“I don’t get no respect!” That was Rodney Dangerfield’s catchphrase.
I say this is terribly true today in the universe of electronic communications where, I point out, it is we that don’t give any respect. In our typing and our composition we are lazy, slovenly, careless, thoughtless, nonchalant — in short, downright disrespectful — and we don’t seem give a whatever about it…until we get no respect ourselves. Then we’re upset.
- We misspell names of people and businesses.
- We incorrectly name businesses and organizations.
- We ignore capitalization of proper names and trademark names.
- We misquote people, using incorrect words.
- We type famous quotes, but attribute them to the wrong people.
- We don’t check our sources to see if they are real or a hoax.
- We post and publish incorrect links.
Yeah, yeah, so what? Who cares? You know, you know what I mean.
Businesses can’t be so cavalier. Their success depends on enforceable copyrights, brand name identification, proper use of product names, tag lines, quotes, successful SEO, correct URLs, etc.
To start with, misspelling someone’s name is just plain rude. Our names, our choice of spelling, our inclusion of middle names, initials, nicknames are an integral part of how we present ourselves to the world, and how we see, hold, and validate ourselves. When you misspell or incorrectly capitalize someone’s name you are directly insulting them. In my opinion they have every right to be angry.
A misspelling could mean a reader couldn’t find a volume, and an author doesn’t sell a book. A misspelling could mean an innocent person can be harassed for the financial dealings of some ne’er-do-well.

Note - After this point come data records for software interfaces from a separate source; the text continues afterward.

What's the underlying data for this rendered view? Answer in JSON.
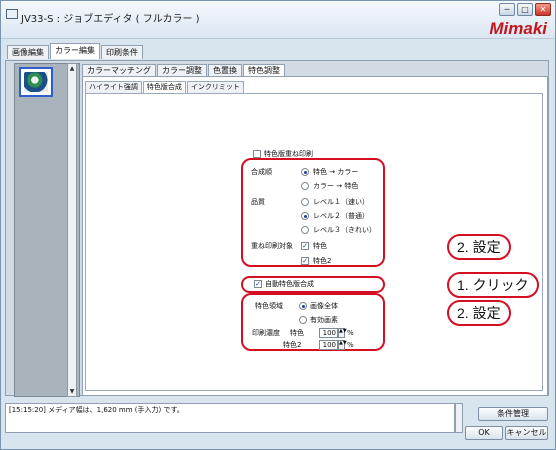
{
  "window": {
    "title": "JV33-S : ジョブエディタ ( フルカラー )",
    "brand": "Mimaki",
    "controls": [
      "─",
      "□",
      "✕"
    ]
  },
  "main_tabs": [
    {
      "label": "画像編集",
      "active": false
    },
    {
      "label": "カラー編集",
      "active": true
    },
    {
      "label": "印刷条件",
      "active": false
    }
  ],
  "sub_tabs": [
    {
      "label": "カラーマッチング",
      "active": false
    },
    {
      "label": "カラー調整",
      "active": false
    },
    {
      "label": "色置換",
      "active": false
    },
    {
      "label": "特色調整",
      "active": true
    }
  ],
  "subsub_tabs": [
    {
      "label": "ハイライト強調",
      "active": false
    },
    {
      "label": "特色版合成",
      "active": true
    },
    {
      "label": "インクリミット",
      "active": false
    }
  ],
  "special": {
    "overprint_label": "特色版重ね印刷",
    "compose_order_label": "合成順",
    "compose_options": [
      "特色 → カラー",
      "カラー → 特色"
    ],
    "quality_label": "品質",
    "quality_options": [
      "レベル１（速い）",
      "レベル２（普通）",
      "レベル３（きれい）"
    ],
    "overlay_target_label": "重ね印刷対象",
    "overlay_options": [
      "特色",
      "特色2"
    ],
    "auto_compose_label": "自動特色版合成",
    "special_area_label": "特色領域",
    "area_options": [
      "画像全体",
      "有効画素"
    ],
    "print_density_label": "印刷濃度",
    "density_rows": [
      {
        "label": "特色",
        "value": "100",
        "unit": "%"
      },
      {
        "label": "特色2",
        "value": "100",
        "unit": "%"
      }
    ]
  },
  "callouts": {
    "settings_1": "2. 設定",
    "click": "1. クリック",
    "settings_2": "2. 設定"
  },
  "status_text": "[15:15:20] メディア幅は、1,620 mm (手入力) です。",
  "buttons": {
    "conditions": "条件管理",
    "ok": "OK",
    "cancel": "キャンセル"
  },
  "colors": {
    "accent_red": "#d40f24",
    "brand_red": "#c2161d",
    "selection_blue": "#2d5ecc"
  }
}
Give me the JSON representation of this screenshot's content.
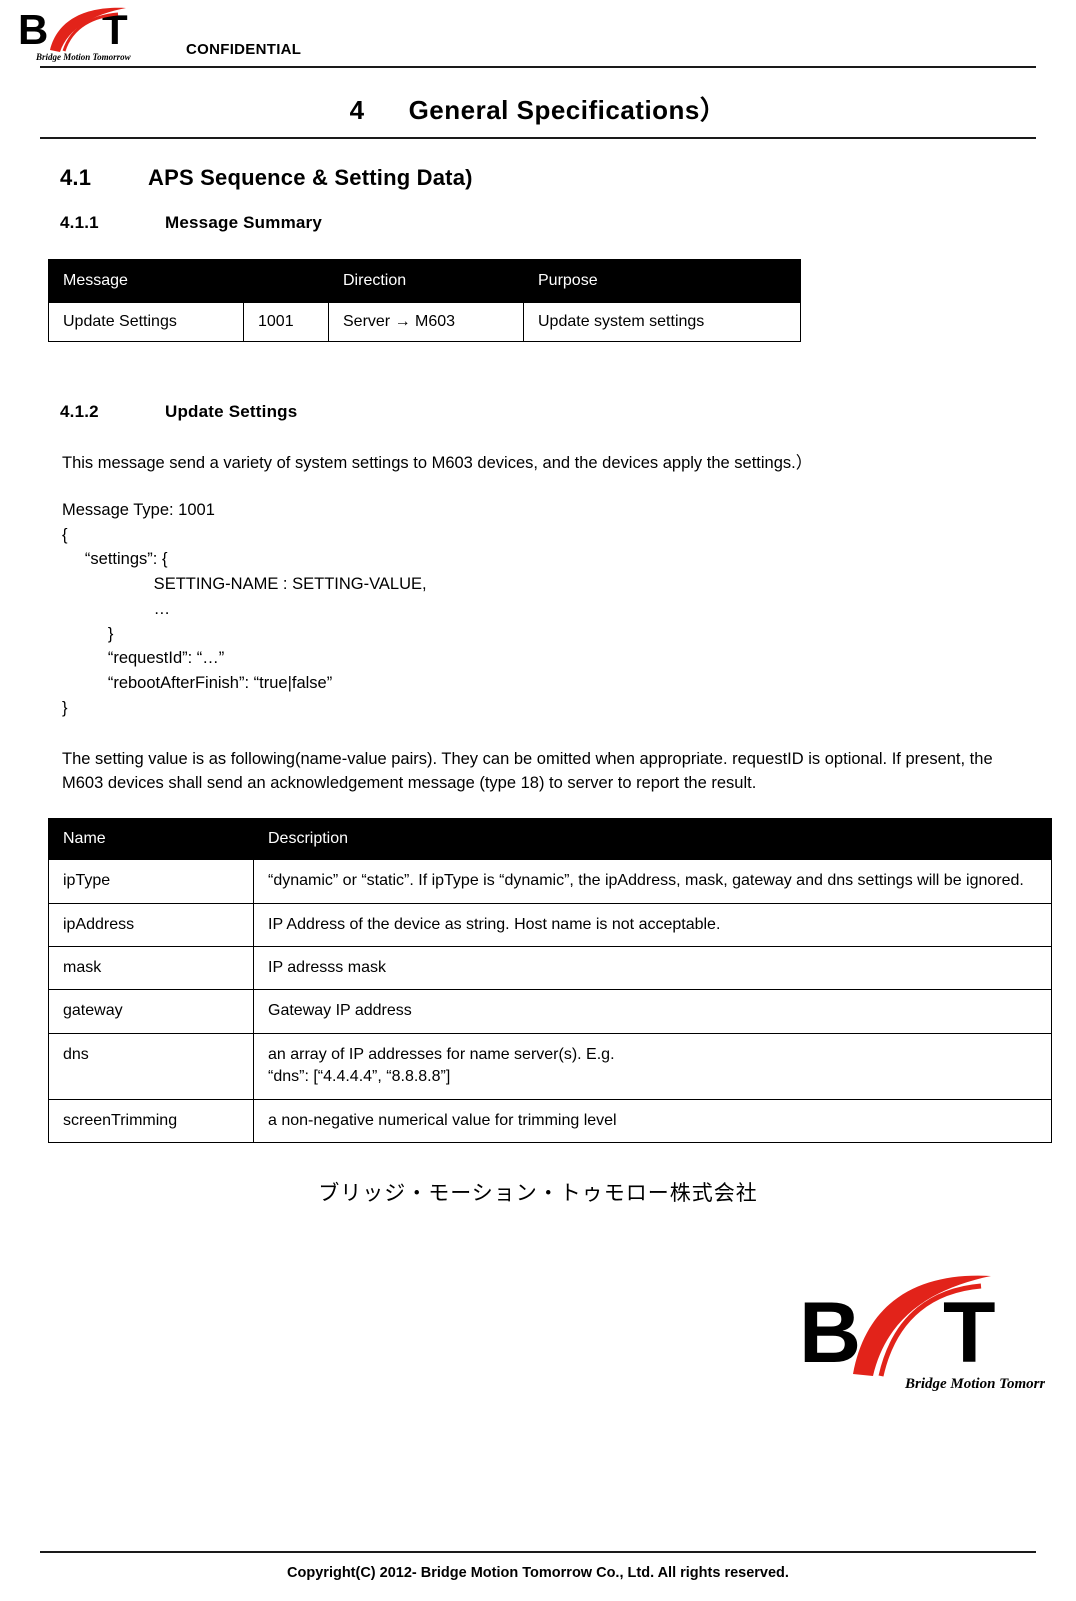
{
  "header": {
    "confidential": "CONFIDENTIAL",
    "logo_letters": "BMT",
    "logo_tagline": "Bridge Motion Tomorrow"
  },
  "title": {
    "number": "4",
    "text": "General Specifications）"
  },
  "section_4_1": {
    "number": "4.1",
    "text": "APS Sequence & Setting Data)"
  },
  "section_4_1_1": {
    "number": "4.1.1",
    "text": "Message Summary"
  },
  "message_table": {
    "headers": [
      "Message",
      "Direction",
      "Purpose"
    ],
    "rows": [
      {
        "message": "Update Settings",
        "type": "1001",
        "direction": "Server → M603",
        "purpose": "Update system settings"
      }
    ]
  },
  "section_4_1_2": {
    "number": "4.1.2",
    "text": "Update Settings"
  },
  "intro_paragraph": "This message send a variety of system settings to M603 devices, and the devices apply the settings.）",
  "code_block": "Message Type: 1001\n{\n     “settings”: {\n                    SETTING-NAME : SETTING-VALUE,\n                    …\n          }\n          “requestId”: “…”\n          “rebootAfterFinish”: “true|false”\n}",
  "note_paragraph": "The setting value is as following(name-value pairs). They can be omitted when appropriate. requestID is optional. If present, the M603 devices shall send an acknowledgement message (type 18) to server to report the result.",
  "settings_table": {
    "headers": [
      "Name",
      "Description"
    ],
    "rows": [
      {
        "name": "ipType",
        "description": "“dynamic” or “static”. If ipType is “dynamic”, the ipAddress, mask, gateway and dns settings will be ignored."
      },
      {
        "name": "ipAddress",
        "description": "IP Address of the device as string. Host name is not acceptable."
      },
      {
        "name": "mask",
        "description": "IP adresss mask"
      },
      {
        "name": "gateway",
        "description": "Gateway IP address"
      },
      {
        "name": "dns",
        "description": "an array of IP addresses for name server(s). E.g.\n“dns”: [“4.4.4.4”, “8.8.8.8”]"
      },
      {
        "name": "screenTrimming",
        "description": "a non-negative numerical value for trimming level"
      }
    ]
  },
  "footer": {
    "company_jp": "ブリッジ・モーション・トゥモロー株式会社",
    "copyright": "Copyright(C) 2012- Bridge Motion Tomorrow Co., Ltd. All rights reserved."
  },
  "colors": {
    "header_bg": "#000000",
    "header_fg": "#ffffff",
    "accent_red": "#e2231a",
    "rule": "#1a1a1a"
  }
}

For bloggers and online authors, misspelling other peoples’ names can alienate those folks, and the important trackbacks, reciprocal links and mutual admiration referrals and recommendations may never materialize for you.
When someone reviews our Business Plan Pro product but calls it, say BizinessPro Writer, we lose customers. It can, and will happen to your product as well. When you refer to a product or company or website, check to be sure you are using the correct name.
Ignoring capitalization of letters in names can cause confusion, and possibly a loss of copyright protection. For instance, we all know that Twitter is the proper name of a social communication network, and twitter is a bird song. The soft drink is spelled Coke, but coke is a narcotic and a coal derivative used in making steel.
As another example, take jello. Jell-O [note the capitalization now, if you haven’t before] is the protected trade-name, but it has become a generic word for any type of gelatin-based dessert. Go to the store and you’ll see Knox, Royal, a local private label maybe, but to the customer they are all jello and they don’t care which one they buy. You can be sure that Jell-O cares.
Adobe’s Photoshop is well on its way to becoming an eponymous term. Now anytime someone makes a casual remark about manipulating pictures, they say they photoshoped it, regardless of which digital image editing software program they actually used.
It costs businesses billions annually in marketing branding efforts to keep their brand names visible, unique, known and purchased. But lazy, thoughtless, careless typing works everyday to negate the value of your marketing efforts.
No end of trouble, misinterpretation, bad feelings, feuds, lawsuits, destroyed public images and reputations have come about because of misquoting. Something as small as a single letter or two (could, would, should) can change the entire meaning of your business’ publicly made statement of concern to one of callous indifference, and the survival of your company.
Many quotes from literature and famous people from years past have slipped into our vernacular. They are often misquoted and misattributed. Brush up your Shakespeare by Michael Macrone has an entire chapter on popular phrases which people think came from the Bard, but did not. “The long and the short of it” “Nor Hell a fury, like a woman scorn’d” “Fool’s Paradise” are just few.
This problem is certainly not limited to age-old authors. “Play it again, Sam” – was a line never spoken by Ingrid Bergman or Humphrey Bogart in Casablanca. “Houston, we have a problem.” This is a misstatement of the actual communication between the Apollo 13 astronauts and Mission Control in Houston. Your credibility suffers when you incorrectly quote, or assign the words to the wrong person.
Recently, the U.K. mainstream media was caught not checking their sources adequately. They printed quotes from an elegy for Michael Jackson, from a Twitter post ostensibly by Foreign Secretary, David Miliband. The tweet was actually by a Twitter impostor, a case of identity theft. A significant lapse in due diligence. It damaged the public position of the Foreign Secretary, and discredited the reputation and trustworthiness of those media.
Posting bad links is sloppy and unnecessary. At best, it irritates readers who get the 404 Errors, or end up on a page that has nothing to do with the original publishing. Worse, a bad link loses customers/visitors/business at the intended link. If the author gets affiliate or click-through revenue, publishing a link without checking its accuracy is like throwing money away.
It is time we electronic digital communicators put some polite respect back into our writings. Use spell checkers, proof read, double check and spell correctly the names of people, businesses and products. Don’t assume you’ve got it right. The power of the Internet is just a click away.
After all, if you expect to be respected, you have to show the same respect to others.
Palo Alto Software